## TASK OBJECTIVE
Pull out every line below that contains the word "Local".

## Component data from apps and pages
+---+
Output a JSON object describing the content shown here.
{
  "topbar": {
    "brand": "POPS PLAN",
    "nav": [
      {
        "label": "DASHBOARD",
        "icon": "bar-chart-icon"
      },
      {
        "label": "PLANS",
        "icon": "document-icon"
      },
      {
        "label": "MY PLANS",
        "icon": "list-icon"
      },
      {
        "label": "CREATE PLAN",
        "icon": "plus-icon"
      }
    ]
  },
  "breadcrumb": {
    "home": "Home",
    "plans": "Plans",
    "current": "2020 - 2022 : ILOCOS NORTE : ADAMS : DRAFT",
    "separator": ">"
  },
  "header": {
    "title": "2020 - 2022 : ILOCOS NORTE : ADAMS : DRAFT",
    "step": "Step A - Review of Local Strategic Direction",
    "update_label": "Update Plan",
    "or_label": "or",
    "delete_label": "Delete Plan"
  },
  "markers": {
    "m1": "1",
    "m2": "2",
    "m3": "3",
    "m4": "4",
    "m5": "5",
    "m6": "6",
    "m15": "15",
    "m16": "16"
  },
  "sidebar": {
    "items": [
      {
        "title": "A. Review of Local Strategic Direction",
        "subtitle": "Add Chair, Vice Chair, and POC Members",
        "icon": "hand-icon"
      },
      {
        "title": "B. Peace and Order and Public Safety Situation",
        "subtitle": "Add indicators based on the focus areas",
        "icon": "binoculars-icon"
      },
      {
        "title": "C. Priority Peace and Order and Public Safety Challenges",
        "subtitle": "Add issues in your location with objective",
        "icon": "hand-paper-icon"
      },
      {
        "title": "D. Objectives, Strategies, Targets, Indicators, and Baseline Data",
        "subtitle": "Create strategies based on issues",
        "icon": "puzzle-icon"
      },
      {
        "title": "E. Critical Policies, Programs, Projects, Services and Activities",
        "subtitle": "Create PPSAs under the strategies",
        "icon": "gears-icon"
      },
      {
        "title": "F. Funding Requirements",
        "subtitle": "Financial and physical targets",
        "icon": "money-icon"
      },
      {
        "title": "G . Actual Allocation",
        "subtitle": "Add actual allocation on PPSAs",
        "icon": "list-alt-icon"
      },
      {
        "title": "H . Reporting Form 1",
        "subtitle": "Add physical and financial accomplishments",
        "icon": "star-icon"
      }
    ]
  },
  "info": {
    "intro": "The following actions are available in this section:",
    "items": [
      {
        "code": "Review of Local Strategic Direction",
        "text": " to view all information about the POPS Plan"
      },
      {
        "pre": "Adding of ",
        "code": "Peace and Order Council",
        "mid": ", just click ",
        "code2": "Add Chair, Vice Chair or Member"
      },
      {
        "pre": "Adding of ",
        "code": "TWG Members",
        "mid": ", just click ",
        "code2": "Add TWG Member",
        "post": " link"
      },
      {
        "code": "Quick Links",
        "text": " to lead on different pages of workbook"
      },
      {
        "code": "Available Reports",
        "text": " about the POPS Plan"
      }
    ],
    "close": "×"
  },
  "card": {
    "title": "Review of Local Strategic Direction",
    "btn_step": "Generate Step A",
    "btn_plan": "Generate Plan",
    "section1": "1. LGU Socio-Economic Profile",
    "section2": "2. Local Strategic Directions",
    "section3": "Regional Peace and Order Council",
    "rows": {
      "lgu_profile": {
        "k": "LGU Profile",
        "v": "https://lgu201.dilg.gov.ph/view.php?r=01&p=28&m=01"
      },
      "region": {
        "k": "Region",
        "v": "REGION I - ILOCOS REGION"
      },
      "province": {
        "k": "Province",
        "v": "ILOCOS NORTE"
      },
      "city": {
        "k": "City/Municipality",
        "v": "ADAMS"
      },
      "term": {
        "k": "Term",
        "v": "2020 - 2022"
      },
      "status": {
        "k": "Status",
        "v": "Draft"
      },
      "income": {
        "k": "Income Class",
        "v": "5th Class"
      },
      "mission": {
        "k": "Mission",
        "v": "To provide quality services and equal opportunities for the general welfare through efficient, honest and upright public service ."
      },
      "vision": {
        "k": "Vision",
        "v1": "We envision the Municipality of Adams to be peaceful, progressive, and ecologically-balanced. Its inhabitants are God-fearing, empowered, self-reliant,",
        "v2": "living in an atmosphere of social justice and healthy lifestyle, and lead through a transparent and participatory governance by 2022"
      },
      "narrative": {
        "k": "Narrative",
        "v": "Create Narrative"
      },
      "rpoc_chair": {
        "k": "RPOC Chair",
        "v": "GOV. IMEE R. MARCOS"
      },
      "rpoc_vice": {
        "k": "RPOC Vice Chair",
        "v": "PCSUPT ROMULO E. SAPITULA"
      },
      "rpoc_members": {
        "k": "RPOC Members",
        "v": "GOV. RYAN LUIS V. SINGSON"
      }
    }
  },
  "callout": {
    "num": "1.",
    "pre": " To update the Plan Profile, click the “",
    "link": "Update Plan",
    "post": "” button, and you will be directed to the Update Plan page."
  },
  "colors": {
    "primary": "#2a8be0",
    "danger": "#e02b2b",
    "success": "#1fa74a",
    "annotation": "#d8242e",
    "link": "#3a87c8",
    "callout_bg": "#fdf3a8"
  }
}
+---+
## ANSWER FOR THIS EXERCISE
    "step": "Step A - Review of Local Strategic Direction",
        "title": "A. Review of Local Strategic Direction",
        "code": "Review of Local Strategic Direction",
    "title": "Review of Local Strategic Direction",
    "section2": "2. Local Strategic Directions",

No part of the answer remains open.